═══ MATERIAL PROVIDED ═══

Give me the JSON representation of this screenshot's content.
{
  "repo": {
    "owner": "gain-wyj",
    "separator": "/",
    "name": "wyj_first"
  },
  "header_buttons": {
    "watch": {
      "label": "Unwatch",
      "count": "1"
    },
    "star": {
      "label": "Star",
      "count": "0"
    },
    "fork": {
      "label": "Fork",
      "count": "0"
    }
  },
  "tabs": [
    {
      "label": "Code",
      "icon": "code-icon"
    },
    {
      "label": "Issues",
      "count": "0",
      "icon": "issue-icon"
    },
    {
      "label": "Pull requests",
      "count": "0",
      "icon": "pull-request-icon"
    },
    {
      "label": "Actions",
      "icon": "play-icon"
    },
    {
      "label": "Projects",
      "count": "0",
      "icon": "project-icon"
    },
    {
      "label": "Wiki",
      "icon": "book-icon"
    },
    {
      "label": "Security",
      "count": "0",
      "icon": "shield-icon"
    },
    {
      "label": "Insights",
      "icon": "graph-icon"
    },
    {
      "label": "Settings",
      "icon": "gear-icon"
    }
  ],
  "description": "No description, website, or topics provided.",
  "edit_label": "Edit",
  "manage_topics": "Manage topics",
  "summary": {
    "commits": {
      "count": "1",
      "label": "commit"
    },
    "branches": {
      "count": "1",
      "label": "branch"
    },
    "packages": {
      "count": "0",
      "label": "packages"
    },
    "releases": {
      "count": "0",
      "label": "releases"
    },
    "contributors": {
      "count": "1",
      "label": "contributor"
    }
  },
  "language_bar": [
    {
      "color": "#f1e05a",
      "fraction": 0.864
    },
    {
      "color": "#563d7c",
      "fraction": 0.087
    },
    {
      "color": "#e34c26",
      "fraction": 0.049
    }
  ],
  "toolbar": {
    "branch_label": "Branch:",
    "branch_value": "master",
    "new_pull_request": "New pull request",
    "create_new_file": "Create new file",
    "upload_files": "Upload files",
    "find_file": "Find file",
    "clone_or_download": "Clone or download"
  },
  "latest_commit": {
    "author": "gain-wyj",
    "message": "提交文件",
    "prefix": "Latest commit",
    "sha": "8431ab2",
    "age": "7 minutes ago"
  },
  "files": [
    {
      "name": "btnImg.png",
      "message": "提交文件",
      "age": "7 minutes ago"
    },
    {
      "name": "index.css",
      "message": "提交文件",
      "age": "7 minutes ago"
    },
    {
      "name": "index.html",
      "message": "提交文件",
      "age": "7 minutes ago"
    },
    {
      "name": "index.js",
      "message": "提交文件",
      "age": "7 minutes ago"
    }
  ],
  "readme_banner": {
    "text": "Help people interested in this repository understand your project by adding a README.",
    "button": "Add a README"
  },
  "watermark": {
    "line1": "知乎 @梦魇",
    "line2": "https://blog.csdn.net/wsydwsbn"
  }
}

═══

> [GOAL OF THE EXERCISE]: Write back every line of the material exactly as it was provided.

> [TASK RESPONSE]:
Give me the JSON representation of this screenshot's content.
{
  "repo": {
    "owner": "gain-wyj",
    "separator": "/",
    "name": "wyj_first"
  },
  "header_buttons": {
    "watch": {
      "label": "Unwatch",
      "count": "1"
    },
    "star": {
      "label": "Star",
      "count": "0"
    },
    "fork": {
      "label": "Fork",
      "count": "0"
    }
  },
  "tabs": [
    {
      "label": "Code",
      "icon": "code-icon"
    },
    {
      "label": "Issues",
      "count": "0",
      "icon": "issue-icon"
    },
    {
      "label": "Pull requests",
      "count": "0",
      "icon": "pull-request-icon"
    },
    {
      "label": "Actions",
      "icon": "play-icon"
    },
    {
      "label": "Projects",
      "count": "0",
      "icon": "project-icon"
    },
    {
      "label": "Wiki",
      "icon": "book-icon"
    },
    {
      "label": "Security",
      "count": "0",
      "icon": "shield-icon"
    },
    {
      "label": "Insights",
      "icon": "graph-icon"
    },
    {
      "label": "Settings",
      "icon": "gear-icon"
    }
  ],
  "description": "No description, website, or topics provided.",
  "edit_label": "Edit",
  "manage_topics": "Manage topics",
  "summary": {
    "commits": {
      "count": "1",
      "label": "commit"
    },
    "branches": {
      "count": "1",
      "label": "branch"
    },
    "packages": {
      "count": "0",
      "label": "packages"
    },
    "releases": {
      "count": "0",
      "label": "releases"
    },
    "contributors": {
      "count": "1",
      "label": "contributor"
    }
  },
  "language_bar": [
    {
      "color": "#f1e05a",
      "fraction": 0.864
    },
    {
      "color": "#563d7c",
      "fraction": 0.087
    },
    {
      "color": "#e34c26",
      "fraction": 0.049
    }
  ],
  "toolbar": {
    "branch_label": "Branch:",
    "branch_value": "master",
    "new_pull_request": "New pull request",
    "create_new_file": "Create new file",
    "upload_files": "Upload files",
    "find_file": "Find file",
    "clone_or_download": "Clone or download"
  },
  "latest_commit": {
    "author": "gain-wyj",
    "message": "提交文件",
    "prefix": "Latest commit",
    "sha": "8431ab2",
    "age": "7 minutes ago"
  },
  "files": [
    {
      "name": "btnImg.png",
      "message": "提交文件",
      "age": "7 minutes ago"
    },
    {
      "name": "index.css",
      "message": "提交文件",
      "age": "7 minutes ago"
    },
    {
      "name": "index.html",
      "message": "提交文件",
      "age": "7 minutes ago"
    },
    {
      "name": "index.js",
      "message": "提交文件",
      "age": "7 minutes ago"
    }
  ],
  "readme_banner": {
    "text": "Help people interested in this repository understand your project by adding a README.",
    "button": "Add a README"
  },
  "watermark": {
    "line1": "知乎 @梦魇",
    "line2": "https://blog.csdn.net/wsydwsbn"
  }
}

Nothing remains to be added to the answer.